Given information Block Start

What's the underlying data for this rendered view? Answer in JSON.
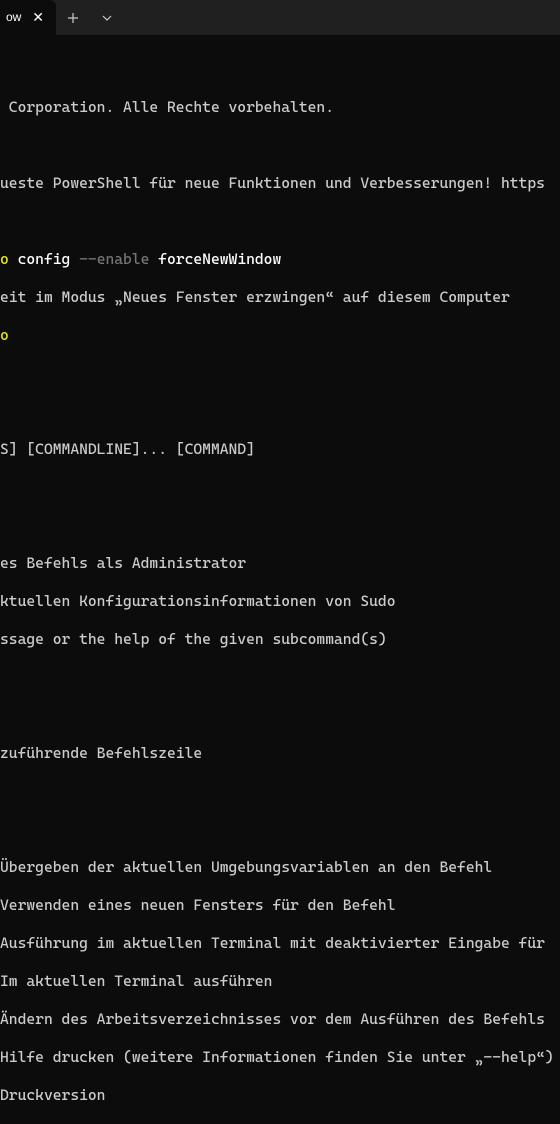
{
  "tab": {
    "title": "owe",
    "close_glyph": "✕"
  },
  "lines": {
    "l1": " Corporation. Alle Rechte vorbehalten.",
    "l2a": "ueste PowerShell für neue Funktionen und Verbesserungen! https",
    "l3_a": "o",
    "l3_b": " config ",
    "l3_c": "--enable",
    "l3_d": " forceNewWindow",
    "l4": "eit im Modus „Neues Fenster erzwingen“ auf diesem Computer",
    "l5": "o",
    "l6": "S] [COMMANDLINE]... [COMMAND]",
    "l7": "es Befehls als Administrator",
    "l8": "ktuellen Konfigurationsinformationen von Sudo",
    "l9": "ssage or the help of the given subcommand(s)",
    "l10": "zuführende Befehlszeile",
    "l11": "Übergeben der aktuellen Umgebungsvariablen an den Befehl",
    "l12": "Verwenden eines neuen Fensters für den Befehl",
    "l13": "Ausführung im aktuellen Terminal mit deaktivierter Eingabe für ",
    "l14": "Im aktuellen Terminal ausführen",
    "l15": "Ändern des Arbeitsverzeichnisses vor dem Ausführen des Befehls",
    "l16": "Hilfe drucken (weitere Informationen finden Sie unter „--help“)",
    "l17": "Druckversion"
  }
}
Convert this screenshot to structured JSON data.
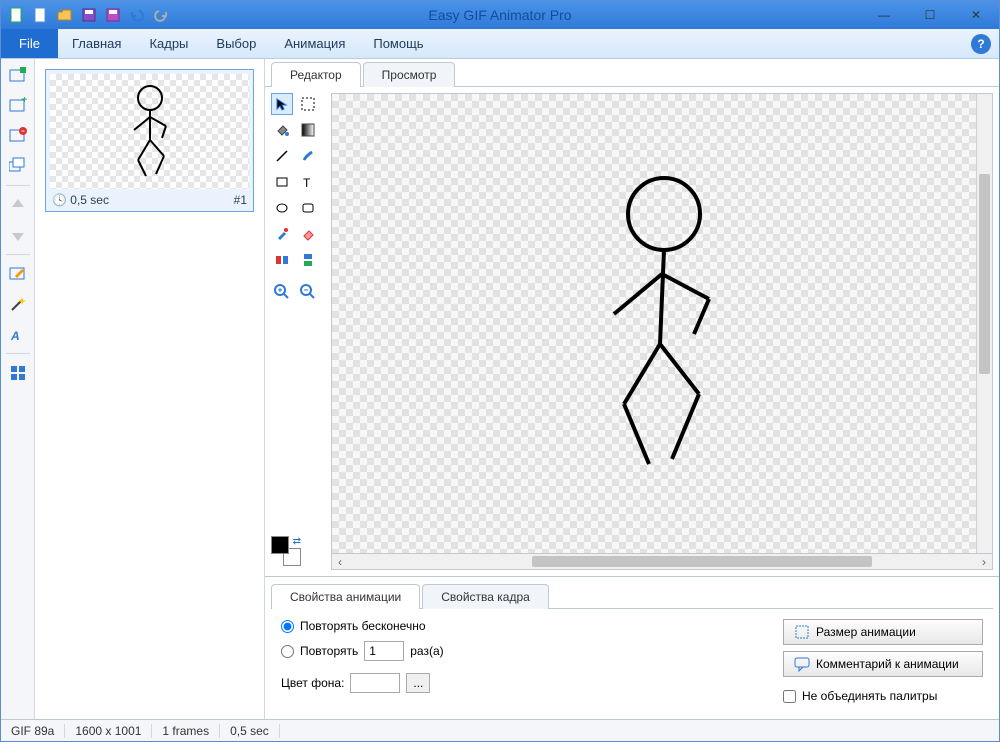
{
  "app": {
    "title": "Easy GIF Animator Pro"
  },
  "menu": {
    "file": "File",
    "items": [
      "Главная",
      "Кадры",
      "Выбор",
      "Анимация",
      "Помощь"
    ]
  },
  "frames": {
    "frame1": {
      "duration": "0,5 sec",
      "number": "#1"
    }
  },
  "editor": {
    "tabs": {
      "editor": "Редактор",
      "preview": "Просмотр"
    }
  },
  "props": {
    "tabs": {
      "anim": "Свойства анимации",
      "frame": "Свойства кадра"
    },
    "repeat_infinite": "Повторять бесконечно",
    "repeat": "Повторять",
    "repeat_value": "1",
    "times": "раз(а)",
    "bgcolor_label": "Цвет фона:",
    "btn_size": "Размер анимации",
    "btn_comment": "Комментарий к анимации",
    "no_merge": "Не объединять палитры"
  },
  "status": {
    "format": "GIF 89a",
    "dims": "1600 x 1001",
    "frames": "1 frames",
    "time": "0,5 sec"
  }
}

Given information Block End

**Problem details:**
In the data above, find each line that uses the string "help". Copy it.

**Finished task:**
    "l9": "ssage or the help of the given subcommand(s)",
    "l16": "Hilfe drucken (weitere Informationen finden Sie unter „--help“)",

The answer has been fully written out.